The Perfect Fit
We cannot overstate the importance of selecting a correctly sized chiller. Undersized chillers won’t correctly cool your process equipment or materials. Oversized chillers will work just fine, but why pay more than you need to? When you select a chiller of the proper size, you can rely on several years of efficient cooling. Let’s explore the different parameters one needs to find the perfect chiller size.
A Historical Custom
Why are chiller sizes listed according to tons? Well, the answer lies in the cooling practices of yesteryear. Before the age of electronic air conditioners, here in North America especially, blocks of ice were harvested from frozen lakes and rivers and used to cool homes during the summertime. 1 ton of cooling power was the amount of heat transfer needed to melt 1 ton of ice blocks in a 24 hour period. As cooling technology advanced, we began to shift from stored ice to mechanical chilling. In today’s measurements, 1 ton of cooling power = 12,000 btus per hour. Just like we still measure engines according to “horsepower”, the historical practice of using “tons of refrigeration” stuck around.

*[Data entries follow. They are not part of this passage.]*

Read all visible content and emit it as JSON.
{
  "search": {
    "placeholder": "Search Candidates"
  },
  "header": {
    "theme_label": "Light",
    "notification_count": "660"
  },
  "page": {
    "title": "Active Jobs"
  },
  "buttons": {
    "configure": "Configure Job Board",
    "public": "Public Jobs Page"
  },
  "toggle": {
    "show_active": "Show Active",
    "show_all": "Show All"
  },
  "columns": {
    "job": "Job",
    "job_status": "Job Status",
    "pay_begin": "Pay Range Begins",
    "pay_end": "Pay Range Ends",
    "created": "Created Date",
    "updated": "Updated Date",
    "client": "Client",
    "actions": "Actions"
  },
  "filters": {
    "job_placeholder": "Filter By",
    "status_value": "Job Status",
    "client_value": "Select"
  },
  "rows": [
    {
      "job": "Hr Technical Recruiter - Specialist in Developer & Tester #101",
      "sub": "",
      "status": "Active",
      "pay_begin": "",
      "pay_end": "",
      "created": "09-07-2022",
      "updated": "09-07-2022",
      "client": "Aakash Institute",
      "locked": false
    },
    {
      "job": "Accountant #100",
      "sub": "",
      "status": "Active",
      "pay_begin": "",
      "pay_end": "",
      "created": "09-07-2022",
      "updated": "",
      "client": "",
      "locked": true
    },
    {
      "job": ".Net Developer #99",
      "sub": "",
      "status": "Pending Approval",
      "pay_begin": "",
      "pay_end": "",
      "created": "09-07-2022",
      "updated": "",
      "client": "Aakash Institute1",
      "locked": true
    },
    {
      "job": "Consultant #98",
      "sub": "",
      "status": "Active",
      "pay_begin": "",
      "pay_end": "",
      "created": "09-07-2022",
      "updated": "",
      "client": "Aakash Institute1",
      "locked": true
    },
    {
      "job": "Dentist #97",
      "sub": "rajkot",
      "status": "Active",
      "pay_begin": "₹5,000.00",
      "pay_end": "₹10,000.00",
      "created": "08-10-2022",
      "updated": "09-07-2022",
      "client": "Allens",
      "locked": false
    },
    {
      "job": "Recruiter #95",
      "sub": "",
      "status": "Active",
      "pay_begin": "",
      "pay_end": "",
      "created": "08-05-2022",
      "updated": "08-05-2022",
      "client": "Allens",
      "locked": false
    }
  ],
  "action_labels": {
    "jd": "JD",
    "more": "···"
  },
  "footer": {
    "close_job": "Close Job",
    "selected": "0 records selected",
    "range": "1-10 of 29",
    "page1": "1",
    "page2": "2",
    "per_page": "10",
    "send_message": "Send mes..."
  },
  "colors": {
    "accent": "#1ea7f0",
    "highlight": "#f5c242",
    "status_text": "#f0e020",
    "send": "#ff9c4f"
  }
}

Pumps and Compressors
A chiller works by using transferring heat between 2 different circuits: the fluid circuit and the refrigeration circuit. The fluid circuit moves unwanted heat into a process fluid, and the refrigeration circuit takes that unwanted heat and disperses it into the ambient air. Both circuits work together continuously to remove excess heat. The fluid circuits uses a pump to keep things flowing, and the refrigeration circuit uses a compressor. The fluid pump and the compressor are the dual engines that keep the chiller running.
Great care is used when selecting the type of pump and compressor used in our chillers. Power, flow rate, efficiency, durability, and noise levels are all taken into consideration for every chiller we offer.
Volts Vs. Amps
Units of electricity can be measured in a few different ways. 2 of the most basic electrical units are used to measure the voltage (volts) and the current (amps). An easy way to understand the difference is to compare electrical flow to water flow. Imagine an electrical wire as a pipe. The voltage (volts) would be the same as measuring the water pressure, and the current (amps) would equal the amount of water in the pipe.
Regardless of what you are cooling, this formula will determine your needed chiller size. Before jumping in, identify the following variables:
- Incoming water temperature
- Required chilled water temperature
- Flow rate
To illustrate how this formula works, let’s say we need to cool 4 GPM (gallons per minute) from 85 °F to 75 °F. This makes our incoming water temperature 85 °F, the required chilled water temperature 75 °F and the flow rate 4 GPM.
Step One: Calculate Temperature Differential (ΔT°F)
Step Two: Calculate BTU/hr.
Step Three: Calculate tons of cooling capacity
Step Four: Oversize the chiller by 20%
Most likely, your “Ideal Size in Tons” is not going to come out to an even 1 ton, 5 tons, 20 tons, etc. Rounding up will also help you be prepared for any unforeseen heat sources that are present in your setup.
We hope this was helpful! Of course, if you have any questions or would like us to size your chiller for you, please give us a call at (866) 826-2993 or email [email protected]